[REQUIREMENT]
Write out, word for word, every line from the one containing "Enumerate this screenshot's" through the final line of the records.

[Interface dataset entries]
[Start of section]

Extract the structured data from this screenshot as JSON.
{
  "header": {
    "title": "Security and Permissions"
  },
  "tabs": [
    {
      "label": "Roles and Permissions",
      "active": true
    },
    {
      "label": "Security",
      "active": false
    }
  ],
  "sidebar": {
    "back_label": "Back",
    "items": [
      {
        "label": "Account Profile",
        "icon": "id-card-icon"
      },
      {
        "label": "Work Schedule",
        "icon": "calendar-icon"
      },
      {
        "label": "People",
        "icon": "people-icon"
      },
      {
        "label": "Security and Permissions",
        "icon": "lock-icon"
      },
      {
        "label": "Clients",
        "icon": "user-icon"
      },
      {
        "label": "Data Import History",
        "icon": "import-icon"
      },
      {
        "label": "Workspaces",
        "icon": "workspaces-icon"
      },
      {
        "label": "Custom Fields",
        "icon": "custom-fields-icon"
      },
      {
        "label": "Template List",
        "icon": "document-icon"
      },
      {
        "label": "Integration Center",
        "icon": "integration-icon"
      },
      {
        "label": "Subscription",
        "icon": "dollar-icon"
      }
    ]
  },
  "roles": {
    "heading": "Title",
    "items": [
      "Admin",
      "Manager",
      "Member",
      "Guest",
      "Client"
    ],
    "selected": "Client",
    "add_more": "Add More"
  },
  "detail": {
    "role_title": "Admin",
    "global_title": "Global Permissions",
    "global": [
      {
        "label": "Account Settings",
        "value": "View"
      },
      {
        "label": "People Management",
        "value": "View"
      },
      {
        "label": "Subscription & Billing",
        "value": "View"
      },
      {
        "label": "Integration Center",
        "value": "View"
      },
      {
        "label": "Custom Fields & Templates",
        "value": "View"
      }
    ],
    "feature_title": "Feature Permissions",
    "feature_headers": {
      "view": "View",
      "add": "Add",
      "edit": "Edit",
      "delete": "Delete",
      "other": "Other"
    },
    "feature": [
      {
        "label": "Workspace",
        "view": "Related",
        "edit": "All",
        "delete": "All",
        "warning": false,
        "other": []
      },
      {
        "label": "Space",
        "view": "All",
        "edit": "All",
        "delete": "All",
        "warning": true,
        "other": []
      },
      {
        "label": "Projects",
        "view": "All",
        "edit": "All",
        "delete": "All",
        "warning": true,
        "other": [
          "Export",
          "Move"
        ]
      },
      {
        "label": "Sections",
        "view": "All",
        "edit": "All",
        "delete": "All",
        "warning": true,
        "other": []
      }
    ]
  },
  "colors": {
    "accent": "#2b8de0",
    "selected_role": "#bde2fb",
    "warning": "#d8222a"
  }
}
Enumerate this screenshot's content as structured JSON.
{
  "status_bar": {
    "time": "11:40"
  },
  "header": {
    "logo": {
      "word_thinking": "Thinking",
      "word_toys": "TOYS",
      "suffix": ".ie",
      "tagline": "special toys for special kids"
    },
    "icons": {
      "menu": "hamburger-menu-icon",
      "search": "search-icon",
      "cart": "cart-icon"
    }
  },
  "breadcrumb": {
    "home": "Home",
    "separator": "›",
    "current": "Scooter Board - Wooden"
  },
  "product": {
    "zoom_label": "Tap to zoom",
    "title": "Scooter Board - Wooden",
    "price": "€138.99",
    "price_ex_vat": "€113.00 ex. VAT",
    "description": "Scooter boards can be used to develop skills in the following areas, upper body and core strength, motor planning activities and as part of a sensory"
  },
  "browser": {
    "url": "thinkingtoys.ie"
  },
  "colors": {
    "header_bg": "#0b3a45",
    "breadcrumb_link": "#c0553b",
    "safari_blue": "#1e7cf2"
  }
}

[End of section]

[YOUR SOLUTION]
Enumerate this screenshot's content as structured JSON.
{
  "status_bar": {
    "time": "11:40"
  },
  "header": {
    "logo": {
      "word_thinking": "Thinking",
      "word_toys": "TOYS",
      "suffix": ".ie",
      "tagline": "special toys for special kids"
    },
    "icons": {
      "menu": "hamburger-menu-icon",
      "search": "search-icon",
      "cart": "cart-icon"
    }
  },
  "breadcrumb": {
    "home": "Home",
    "separator": "›",
    "current": "Scooter Board - Wooden"
  },
  "product": {
    "zoom_label": "Tap to zoom",
    "title": "Scooter Board - Wooden",
    "price": "€138.99",
    "price_ex_vat": "€113.00 ex. VAT",
    "description": "Scooter boards can be used to develop skills in the following areas, upper body and core strength, motor planning activities and as part of a sensory"
  },
  "browser": {
    "url": "thinkingtoys.ie"
  },
  "colors": {
    "header_bg": "#0b3a45",
    "breadcrumb_link": "#c0553b",
    "safari_blue": "#1e7cf2"
  }
}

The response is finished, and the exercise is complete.